== Segment start ==

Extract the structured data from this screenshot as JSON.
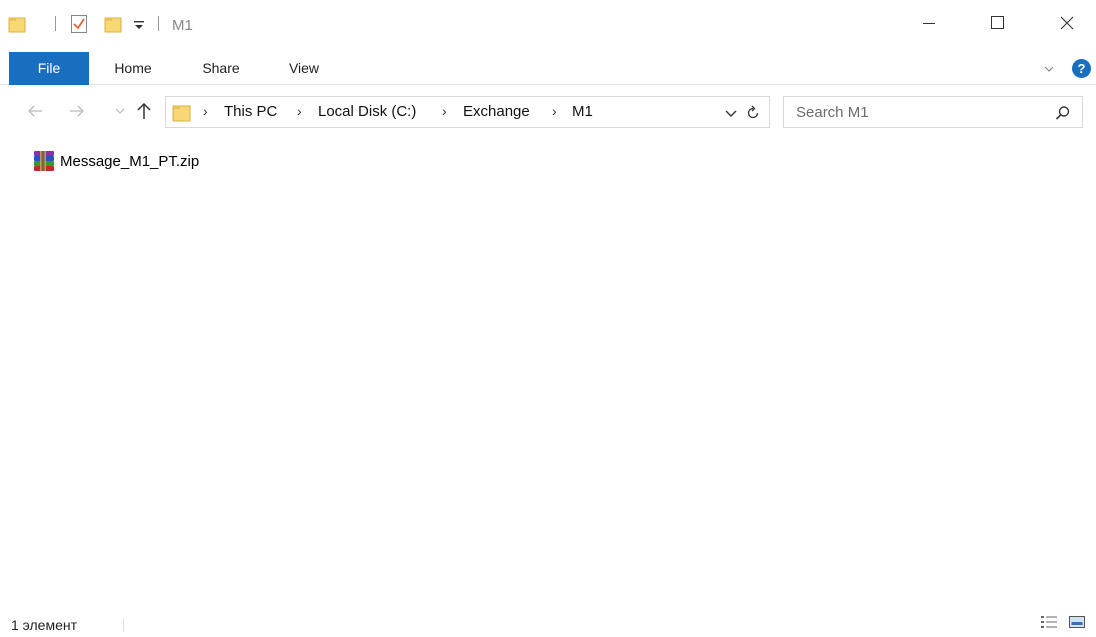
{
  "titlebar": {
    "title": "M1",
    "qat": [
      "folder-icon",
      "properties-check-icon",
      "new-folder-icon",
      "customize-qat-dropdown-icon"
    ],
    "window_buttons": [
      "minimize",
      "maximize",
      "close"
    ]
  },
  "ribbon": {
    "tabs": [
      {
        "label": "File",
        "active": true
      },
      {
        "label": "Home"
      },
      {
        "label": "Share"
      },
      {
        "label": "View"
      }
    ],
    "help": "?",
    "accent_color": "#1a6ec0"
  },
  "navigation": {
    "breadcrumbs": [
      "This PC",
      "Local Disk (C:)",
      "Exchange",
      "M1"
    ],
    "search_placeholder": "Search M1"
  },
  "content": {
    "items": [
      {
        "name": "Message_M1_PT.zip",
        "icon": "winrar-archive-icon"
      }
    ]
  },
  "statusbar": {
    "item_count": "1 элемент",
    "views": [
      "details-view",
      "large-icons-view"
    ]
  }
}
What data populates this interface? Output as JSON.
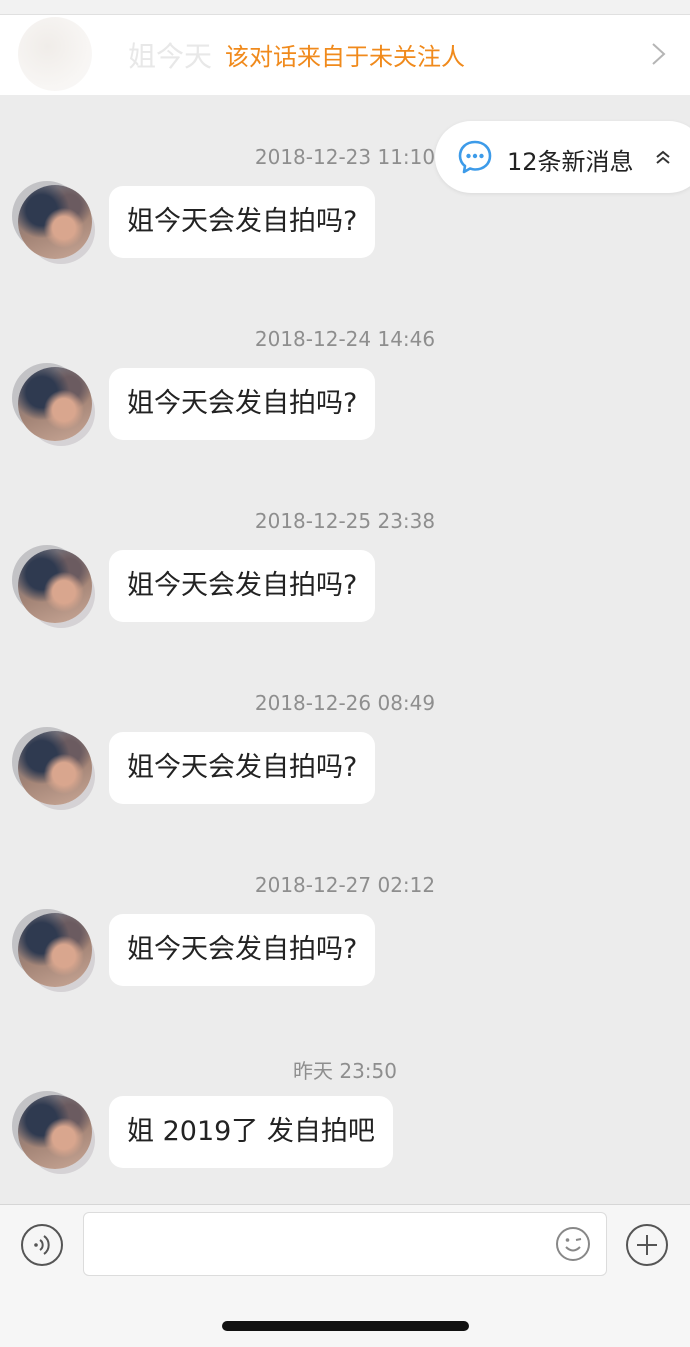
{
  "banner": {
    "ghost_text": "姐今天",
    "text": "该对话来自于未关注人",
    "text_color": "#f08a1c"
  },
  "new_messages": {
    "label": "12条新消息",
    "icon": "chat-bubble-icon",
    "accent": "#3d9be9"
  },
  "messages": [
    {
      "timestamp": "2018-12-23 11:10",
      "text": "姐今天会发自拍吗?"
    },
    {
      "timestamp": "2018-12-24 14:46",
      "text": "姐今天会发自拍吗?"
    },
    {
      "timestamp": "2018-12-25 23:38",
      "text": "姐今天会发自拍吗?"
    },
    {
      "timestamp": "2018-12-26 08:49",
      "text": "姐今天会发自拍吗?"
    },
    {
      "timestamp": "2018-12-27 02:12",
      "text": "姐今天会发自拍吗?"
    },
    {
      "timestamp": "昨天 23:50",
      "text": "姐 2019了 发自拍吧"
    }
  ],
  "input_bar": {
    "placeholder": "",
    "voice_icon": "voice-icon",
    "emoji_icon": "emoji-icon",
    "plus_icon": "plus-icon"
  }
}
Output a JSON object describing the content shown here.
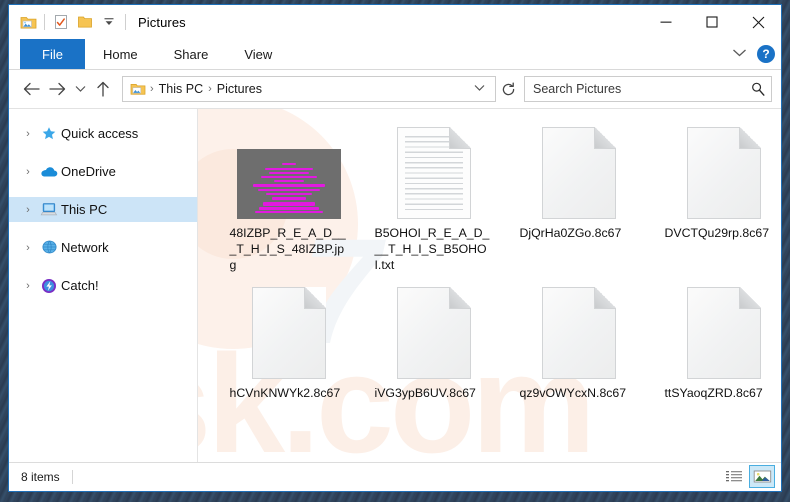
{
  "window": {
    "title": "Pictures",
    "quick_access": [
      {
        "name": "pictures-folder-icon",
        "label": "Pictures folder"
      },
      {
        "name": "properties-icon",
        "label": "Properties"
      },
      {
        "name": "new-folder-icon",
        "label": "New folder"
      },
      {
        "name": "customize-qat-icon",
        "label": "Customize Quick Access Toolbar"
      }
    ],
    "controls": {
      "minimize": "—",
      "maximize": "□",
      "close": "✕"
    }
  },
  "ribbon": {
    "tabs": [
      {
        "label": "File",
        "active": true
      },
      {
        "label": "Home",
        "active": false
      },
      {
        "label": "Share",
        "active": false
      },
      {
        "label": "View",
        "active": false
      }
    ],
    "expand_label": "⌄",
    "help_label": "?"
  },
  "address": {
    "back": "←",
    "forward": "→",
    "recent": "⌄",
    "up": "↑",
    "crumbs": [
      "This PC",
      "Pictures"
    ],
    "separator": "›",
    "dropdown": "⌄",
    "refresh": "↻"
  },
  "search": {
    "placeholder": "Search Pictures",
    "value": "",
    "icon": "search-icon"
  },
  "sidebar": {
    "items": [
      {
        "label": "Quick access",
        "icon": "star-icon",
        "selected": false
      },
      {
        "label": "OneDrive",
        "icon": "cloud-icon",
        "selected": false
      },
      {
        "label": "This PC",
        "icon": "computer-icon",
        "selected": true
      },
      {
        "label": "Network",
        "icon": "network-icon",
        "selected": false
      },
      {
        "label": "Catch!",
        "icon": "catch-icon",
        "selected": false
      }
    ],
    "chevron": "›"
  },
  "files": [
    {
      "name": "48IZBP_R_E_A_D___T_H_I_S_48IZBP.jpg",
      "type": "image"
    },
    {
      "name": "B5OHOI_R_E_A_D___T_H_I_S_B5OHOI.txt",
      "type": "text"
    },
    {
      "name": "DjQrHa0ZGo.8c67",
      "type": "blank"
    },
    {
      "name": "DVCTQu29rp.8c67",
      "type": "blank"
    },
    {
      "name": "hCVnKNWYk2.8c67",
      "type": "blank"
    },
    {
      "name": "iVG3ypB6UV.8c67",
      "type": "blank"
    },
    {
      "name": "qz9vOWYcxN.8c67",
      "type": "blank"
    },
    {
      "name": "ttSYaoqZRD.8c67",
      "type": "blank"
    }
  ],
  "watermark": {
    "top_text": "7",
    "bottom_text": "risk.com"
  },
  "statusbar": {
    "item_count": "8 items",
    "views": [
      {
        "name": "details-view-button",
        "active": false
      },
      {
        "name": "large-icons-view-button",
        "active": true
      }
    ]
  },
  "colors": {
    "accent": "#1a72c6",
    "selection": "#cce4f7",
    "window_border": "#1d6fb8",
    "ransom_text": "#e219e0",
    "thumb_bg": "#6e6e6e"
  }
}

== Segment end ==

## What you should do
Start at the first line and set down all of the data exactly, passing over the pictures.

## Output for this task
Extract the structured data from this screenshot as JSON.
{
  "titlebar": {
    "title": "M1",
    "qat": [
      "folder-icon",
      "properties-check-icon",
      "new-folder-icon",
      "customize-qat-dropdown-icon"
    ],
    "window_buttons": [
      "minimize",
      "maximize",
      "close"
    ]
  },
  "ribbon": {
    "tabs": [
      {
        "label": "File",
        "active": true
      },
      {
        "label": "Home"
      },
      {
        "label": "Share"
      },
      {
        "label": "View"
      }
    ],
    "help": "?",
    "accent_color": "#1a6ec0"
  },
  "navigation": {
    "breadcrumbs": [
      "This PC",
      "Local Disk (C:)",
      "Exchange",
      "M1"
    ],
    "search_placeholder": "Search M1"
  },
  "content": {
    "items": [
      {
        "name": "Message_M1_PT.zip",
        "icon": "winrar-archive-icon"
      }
    ]
  },
  "statusbar": {
    "item_count": "1 элемент",
    "views": [
      "details-view",
      "large-icons-view"
    ]
  }
}
What data populates this interface? Output as JSON.
{
  "banner": {
    "ghost_text": "姐今天",
    "text": "该对话来自于未关注人",
    "text_color": "#f08a1c"
  },
  "new_messages": {
    "label": "12条新消息",
    "icon": "chat-bubble-icon",
    "accent": "#3d9be9"
  },
  "messages": [
    {
      "timestamp": "2018-12-23 11:10",
      "text": "姐今天会发自拍吗?"
    },
    {
      "timestamp": "2018-12-24 14:46",
      "text": "姐今天会发自拍吗?"
    },
    {
      "timestamp": "2018-12-25 23:38",
      "text": "姐今天会发自拍吗?"
    },
    {
      "timestamp": "2018-12-26 08:49",
      "text": "姐今天会发自拍吗?"
    },
    {
      "timestamp": "2018-12-27 02:12",
      "text": "姐今天会发自拍吗?"
    },
    {
      "timestamp": "昨天 23:50",
      "text": "姐 2019了 发自拍吧"
    }
  ],
  "input_bar": {
    "placeholder": "",
    "voice_icon": "voice-icon",
    "emoji_icon": "emoji-icon",
    "plus_icon": "plus-icon"
  }
}
Output a JSON object describing the content shown here.
{
  "window": {
    "title": "Pictures",
    "quick_access": [
      {
        "name": "pictures-folder-icon",
        "label": "Pictures folder"
      },
      {
        "name": "properties-icon",
        "label": "Properties"
      },
      {
        "name": "new-folder-icon",
        "label": "New folder"
      },
      {
        "name": "customize-qat-icon",
        "label": "Customize Quick Access Toolbar"
      }
    ],
    "controls": {
      "minimize": "—",
      "maximize": "□",
      "close": "✕"
    }
  },
  "ribbon": {
    "tabs": [
      {
        "label": "File",
        "active": true
      },
      {
        "label": "Home",
        "active": false
      },
      {
        "label": "Share",
        "active": false
      },
      {
        "label": "View",
        "active": false
      }
    ],
    "expand_label": "⌄",
    "help_label": "?"
  },
  "address": {
    "back": "←",
    "forward": "→",
    "recent": "⌄",
    "up": "↑",
    "crumbs": [
      "This PC",
      "Pictures"
    ],
    "separator": "›",
    "dropdown": "⌄",
    "refresh": "↻"
  },
  "search": {
    "placeholder": "Search Pictures",
    "value": "",
    "icon": "search-icon"
  },
  "sidebar": {
    "items": [
      {
        "label": "Quick access",
        "icon": "star-icon",
        "selected": false
      },
      {
        "label": "OneDrive",
        "icon": "cloud-icon",
        "selected": false
      },
      {
        "label": "This PC",
        "icon": "computer-icon",
        "selected": true
      },
      {
        "label": "Network",
        "icon": "network-icon",
        "selected": false
      },
      {
        "label": "Catch!",
        "icon": "catch-icon",
        "selected": false
      }
    ],
    "chevron": "›"
  },
  "files": [
    {
      "name": "48IZBP_R_E_A_D___T_H_I_S_48IZBP.jpg",
      "type": "image"
    },
    {
      "name": "B5OHOI_R_E_A_D___T_H_I_S_B5OHOI.txt",
      "type": "text"
    },
    {
      "name": "DjQrHa0ZGo.8c67",
      "type": "blank"
    },
    {
      "name": "DVCTQu29rp.8c67",
      "type": "blank"
    },
    {
      "name": "hCVnKNWYk2.8c67",
      "type": "blank"
    },
    {
      "name": "iVG3ypB6UV.8c67",
      "type": "blank"
    },
    {
      "name": "qz9vOWYcxN.8c67",
      "type": "blank"
    },
    {
      "name": "ttSYaoqZRD.8c67",
      "type": "blank"
    }
  ],
  "watermark": {
    "top_text": "7",
    "bottom_text": "risk.com"
  },
  "statusbar": {
    "item_count": "8 items",
    "views": [
      {
        "name": "details-view-button",
        "active": false
      },
      {
        "name": "large-icons-view-button",
        "active": true
      }
    ]
  },
  "colors": {
    "accent": "#1a72c6",
    "selection": "#cce4f7",
    "window_border": "#1d6fb8",
    "ransom_text": "#e219e0",
    "thumb_bg": "#6e6e6e"
  }
}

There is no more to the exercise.